While this public referenda tool gained prominence after closing of the San Martín mine in 2010, the impact of this mining operation on the Siria Valley is used during capacitaciones as an example by which“mining is actively framed as a threat to the right to a healthy environment and a threat to life itself by giving special attention to the substance of water” (Ibid). If resources allow, community members may also visit the Siria Valley to speak with residents about their experiences with mining (Ibid).

In addition to these community-level public referenda, legal and political actions are also taken in relation to the rights of indigenous and Afro-Honduran communities to consultation and free, prior and informed consent, as enshrined in the International Labour Organization Convention concerning Indigenous and Tribal Peoples in Independent Countries (No. 169), among other international instruments (See the Legal Action, entitled “Proposed Consultation Law”, for more detail).

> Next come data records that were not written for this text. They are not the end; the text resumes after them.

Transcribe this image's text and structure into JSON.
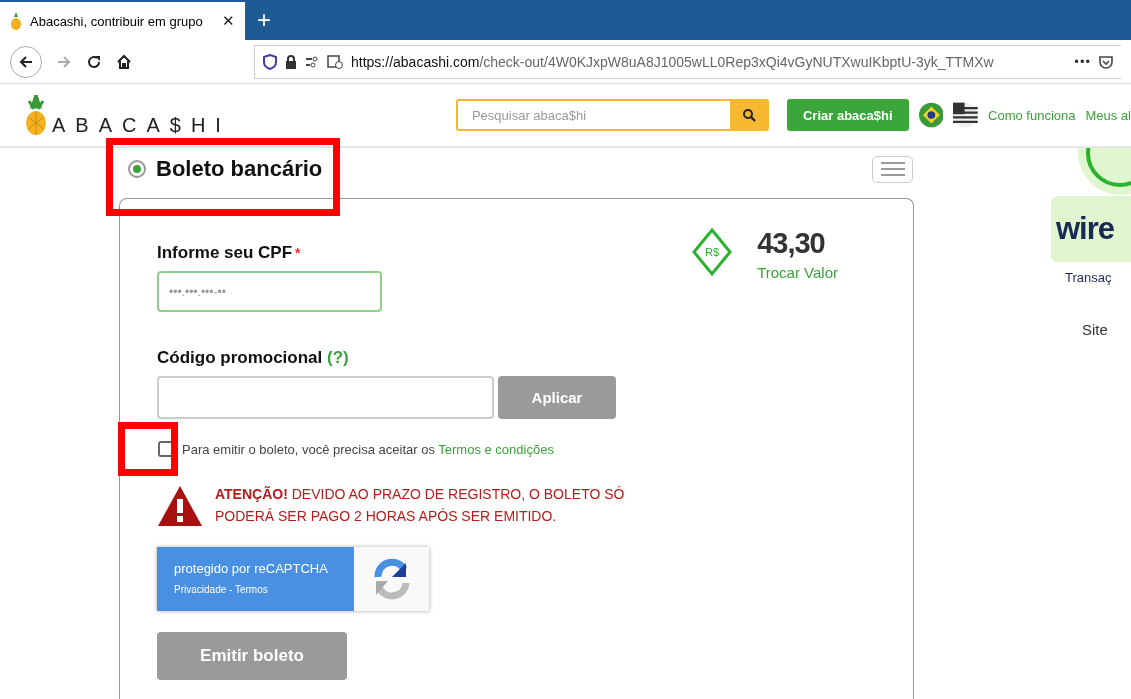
{
  "browser": {
    "tab": {
      "title": "Abacashi, contribuir em grupo",
      "close": "✕"
    },
    "new_tab": "+",
    "url": {
      "host": "https://abacashi.com",
      "path": "/check-out/4W0KJxpW8uA8J1005wLL0Rep3xQi4vGyNUTXwuIKbptU-3yk_TTMXw"
    },
    "menu": "•••"
  },
  "header": {
    "logo": "ABACA$HI",
    "search": {
      "placeholder": "Pesquisar abaca$hi"
    },
    "create_button": "Criar abaca$hi",
    "nav": [
      "Como funciona",
      "Meus al"
    ]
  },
  "payment": {
    "method": {
      "label": "Boleto bancário",
      "selected": true
    },
    "cpf": {
      "label": "Informe seu CPF",
      "required": "*",
      "placeholder": "•••.•••.•••-••"
    },
    "amount": {
      "currency": "R$",
      "value": "43,30",
      "link": "Trocar Valor"
    },
    "promo": {
      "label": "Código promocional",
      "help": "(?)",
      "button": "Aplicar"
    },
    "terms": {
      "checked": false,
      "text": "Para emitir o boleto, você precisa aceitar os",
      "link": "Termos e condições"
    },
    "warning": {
      "text": "**ATENÇÃO!** DEVIDO AO PRAZO DE REGISTRO, O BOLETO SÓ PODERÁ SER PAGO 2 HORAS APÓS SER EMITIDO."
    },
    "recaptcha": {
      "title": "protegido por reCAPTCHA",
      "links": "Privacidade - Termos"
    },
    "submit": "Emitir boleto"
  },
  "sidebar": {
    "logo": "wire",
    "caption": "Transaç",
    "text": "Site"
  },
  "annotations": [
    {
      "kind": "frame"
    },
    {
      "kind": "frame"
    }
  ]
}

Type of Action / Tipo de Acción:
Popular Consultations and/or Referendum
Extractive Project / Proyecto extractivo:
Region / Región:
Central America
Country / País:
Natural Resource / Recurso natural:
Jurisdiction / Jurisdicción:
Honduran System
Category of Key Actors in Legal Action / Categoría de actores claves en la Acción Legal:
Grassroots Movements
Key Legal Actors Involved / Actores jurídicos clave involucrados:
Movement for Dignity and Justice (MADJ), National Federation of Farm Workers, Various other national and local community, social, and environmental organizations
Year Action Started / Año de inicio:
References / Referencias:

Biodiversity in Lating America and the Caribbean, “Honduras: cabildo abierto rechazó presencia de minerias y declaró municipio ecológico a Santa Bárbara”, dated 18 August 2007, online:, accessed on 3 July 2018

Honduran Institute for Environmental Law (IDAMHO) and OXFAM , The San Marin mine in the Valle de Siria – Exploration, Exploration, Exploirtation and Closure (Executive Report) (Spanish) , August 2013, online:, accessed 7 October 2020

Honduprensa, “En cabildo abierto, Danlí rechaza explotación minera”, dated 23 October 2013, online:, accessed on 18 September 2020.

Nick Middeldorp, ‘In Honduras it is a Sin to Defend Life’: An Ethnography of the Discourses, Practices and Dangers of Opposition to Mining in Honduras, Wageningen University & Research, dated June 2014, online:, accessed on 7 October 2020

Upside Down World, “Territories Free of Mining on the Rise in Honduras”, dated 6 January 2015, online:, accessed on 7 October 2020